Our American history has its proud moments, but we also need to remember those groups who were not always treated properly. Let’s not allow the tunnel-vision of political correctness to narrow our sense of fairness.
1 – “Black Lives Matter Releases Policy Agenda,” by Trymaine Lee, http://www.nbcnews.com/news/us-news/black-lives-matter-releases-policy-agenda-n620966, 8/1/2016.
2 – “The Iberians are believed to have been originally an African race, who thousands of years ago spread themselves through Spain (undecipherable) Western Europe. Their remains are found in the barrows or burying places in sundry parts of these countries. The skulls are of low prognathous3 type. They came to Ireland and mixed with the natives of the South and West, who themselves are supposed to have been of low type and descendants of savages of the Stone Age, who, in consequence of isolation from the rest of the world, had never been (undecipherable) competed in the healthy struggle of life, and thus made way, according to the laws of nature for superior races.” Credited as coming from Harper’s Weekly, 1899. Artist Unknown, Misusing Darwin’s science theories as a basis, the idea of the Irish as less than fully white persisted. This 1899 cartoon showing the Irish stereotype as less evolved, presented as scientific fact 11 years after Nast’s last cartoon was published by Harper’s. Source: Wikipedia Commons, as published I “Irish As Subhuman,” https://thomasnastcartoons.com/category/irish-americans/, 3/1/2016.
3 – “being or having an upper or lower jaw that projects abnormally forward, http://www.merriam-webster.com/dictionary/prognathous
4 – “Irish Immigrants in America in the 19th Century,” http://www.kinsella.org/history/histira.htm
5 – “The Irish in America: 1840’s- 1930’s,” http://xroads.virginia.edu/~ug03/omara-alwala/irishkennedys.html

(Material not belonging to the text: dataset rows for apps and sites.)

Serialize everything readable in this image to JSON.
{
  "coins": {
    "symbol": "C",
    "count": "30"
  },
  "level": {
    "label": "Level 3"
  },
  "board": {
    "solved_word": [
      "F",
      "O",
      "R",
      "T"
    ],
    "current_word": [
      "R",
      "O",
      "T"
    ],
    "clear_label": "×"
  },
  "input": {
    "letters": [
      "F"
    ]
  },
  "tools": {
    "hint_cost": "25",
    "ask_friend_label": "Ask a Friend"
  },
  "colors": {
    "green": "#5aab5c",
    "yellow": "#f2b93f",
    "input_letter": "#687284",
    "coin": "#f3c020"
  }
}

6 – From page 88 of “Baseball as America,” by George Plimpton, W.P.Kinsella, Paul Simon, Roger Angell, John Grisham, Jules Tygiel and others, National Geographic, Washington D.C., copyright National Baseball Hall of Fame and Museum, 2002.